#### MATERIAL SUPPLIED
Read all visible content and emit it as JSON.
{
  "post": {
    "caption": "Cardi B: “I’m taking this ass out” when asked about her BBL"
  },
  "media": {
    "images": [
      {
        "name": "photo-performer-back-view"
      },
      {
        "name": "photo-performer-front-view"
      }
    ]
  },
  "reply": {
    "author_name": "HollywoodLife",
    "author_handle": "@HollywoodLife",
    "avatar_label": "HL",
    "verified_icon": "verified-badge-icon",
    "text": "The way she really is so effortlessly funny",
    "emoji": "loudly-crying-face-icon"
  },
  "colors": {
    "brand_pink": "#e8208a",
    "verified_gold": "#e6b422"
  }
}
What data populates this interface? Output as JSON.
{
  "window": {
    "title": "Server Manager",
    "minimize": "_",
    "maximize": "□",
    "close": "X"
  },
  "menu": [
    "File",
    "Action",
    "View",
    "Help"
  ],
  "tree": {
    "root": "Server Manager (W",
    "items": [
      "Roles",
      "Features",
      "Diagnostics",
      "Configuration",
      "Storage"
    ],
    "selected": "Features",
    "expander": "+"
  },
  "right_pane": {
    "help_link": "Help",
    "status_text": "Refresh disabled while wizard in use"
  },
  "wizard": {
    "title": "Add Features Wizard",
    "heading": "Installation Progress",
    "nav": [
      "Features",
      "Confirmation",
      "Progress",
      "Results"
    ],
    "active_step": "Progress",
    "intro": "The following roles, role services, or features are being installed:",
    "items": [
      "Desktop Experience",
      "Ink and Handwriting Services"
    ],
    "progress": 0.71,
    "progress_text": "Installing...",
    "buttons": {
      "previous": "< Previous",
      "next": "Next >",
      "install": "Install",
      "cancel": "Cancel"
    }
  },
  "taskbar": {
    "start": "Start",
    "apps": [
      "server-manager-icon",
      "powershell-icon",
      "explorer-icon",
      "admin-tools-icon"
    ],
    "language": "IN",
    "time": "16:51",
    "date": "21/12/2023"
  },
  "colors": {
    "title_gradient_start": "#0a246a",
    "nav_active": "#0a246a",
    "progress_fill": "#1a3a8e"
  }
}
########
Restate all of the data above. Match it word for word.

Read all visible content and emit it as JSON.
{
  "post": {
    "caption": "Cardi B: “I’m taking this ass out” when asked about her BBL"
  },
  "media": {
    "images": [
      {
        "name": "photo-performer-back-view"
      },
      {
        "name": "photo-performer-front-view"
      }
    ]
  },
  "reply": {
    "author_name": "HollywoodLife",
    "author_handle": "@HollywoodLife",
    "avatar_label": "HL",
    "verified_icon": "verified-badge-icon",
    "text": "The way she really is so effortlessly funny",
    "emoji": "loudly-crying-face-icon"
  },
  "colors": {
    "brand_pink": "#e8208a",
    "verified_gold": "#e6b422"
  }
}
What data populates this interface? Output as JSON.
{
  "window": {
    "title": "Server Manager",
    "minimize": "_",
    "maximize": "□",
    "close": "X"
  },
  "menu": [
    "File",
    "Action",
    "View",
    "Help"
  ],
  "tree": {
    "root": "Server Manager (W",
    "items": [
      "Roles",
      "Features",
      "Diagnostics",
      "Configuration",
      "Storage"
    ],
    "selected": "Features",
    "expander": "+"
  },
  "right_pane": {
    "help_link": "Help",
    "status_text": "Refresh disabled while wizard in use"
  },
  "wizard": {
    "title": "Add Features Wizard",
    "heading": "Installation Progress",
    "nav": [
      "Features",
      "Confirmation",
      "Progress",
      "Results"
    ],
    "active_step": "Progress",
    "intro": "The following roles, role services, or features are being installed:",
    "items": [
      "Desktop Experience",
      "Ink and Handwriting Services"
    ],
    "progress": 0.71,
    "progress_text": "Installing...",
    "buttons": {
      "previous": "< Previous",
      "next": "Next >",
      "install": "Install",
      "cancel": "Cancel"
    }
  },
  "taskbar": {
    "start": "Start",
    "apps": [
      "server-manager-icon",
      "powershell-icon",
      "explorer-icon",
      "admin-tools-icon"
    ],
    "language": "IN",
    "time": "16:51",
    "date": "21/12/2023"
  },
  "colors": {
    "title_gradient_start": "#0a246a",
    "nav_active": "#0a246a",
    "progress_fill": "#1a3a8e"
  }
}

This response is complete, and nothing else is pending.